WHAT IS BEING ASKED >>
A faithful, complete copy of the entries is the sole expected answer.

MATERIAL PROVIDED >>

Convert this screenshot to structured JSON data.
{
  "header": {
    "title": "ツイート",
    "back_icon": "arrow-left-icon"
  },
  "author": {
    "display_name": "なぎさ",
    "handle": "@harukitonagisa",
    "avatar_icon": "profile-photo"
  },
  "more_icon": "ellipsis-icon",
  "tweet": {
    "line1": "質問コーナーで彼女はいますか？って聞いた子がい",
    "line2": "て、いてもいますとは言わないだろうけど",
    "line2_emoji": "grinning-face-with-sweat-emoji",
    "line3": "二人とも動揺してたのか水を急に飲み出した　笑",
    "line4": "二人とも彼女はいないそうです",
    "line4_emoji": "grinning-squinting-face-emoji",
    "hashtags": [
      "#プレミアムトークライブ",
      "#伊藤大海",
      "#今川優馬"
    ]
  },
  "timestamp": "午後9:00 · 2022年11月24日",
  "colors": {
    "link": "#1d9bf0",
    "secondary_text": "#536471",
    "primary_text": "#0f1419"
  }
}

RESPONSE BELOW >>
Convert this screenshot to structured JSON data.
{
  "header": {
    "title": "ツイート",
    "back_icon": "arrow-left-icon"
  },
  "author": {
    "display_name": "なぎさ",
    "handle": "@harukitonagisa",
    "avatar_icon": "profile-photo"
  },
  "more_icon": "ellipsis-icon",
  "tweet": {
    "line1": "質問コーナーで彼女はいますか？って聞いた子がい",
    "line2": "て、いてもいますとは言わないだろうけど",
    "line2_emoji": "grinning-face-with-sweat-emoji",
    "line3": "二人とも動揺してたのか水を急に飲み出した　笑",
    "line4": "二人とも彼女はいないそうです",
    "line4_emoji": "grinning-squinting-face-emoji",
    "hashtags": [
      "#プレミアムトークライブ",
      "#伊藤大海",
      "#今川優馬"
    ]
  },
  "timestamp": "午後9:00 · 2022年11月24日",
  "colors": {
    "link": "#1d9bf0",
    "secondary_text": "#536471",
    "primary_text": "#0f1419"
  }
}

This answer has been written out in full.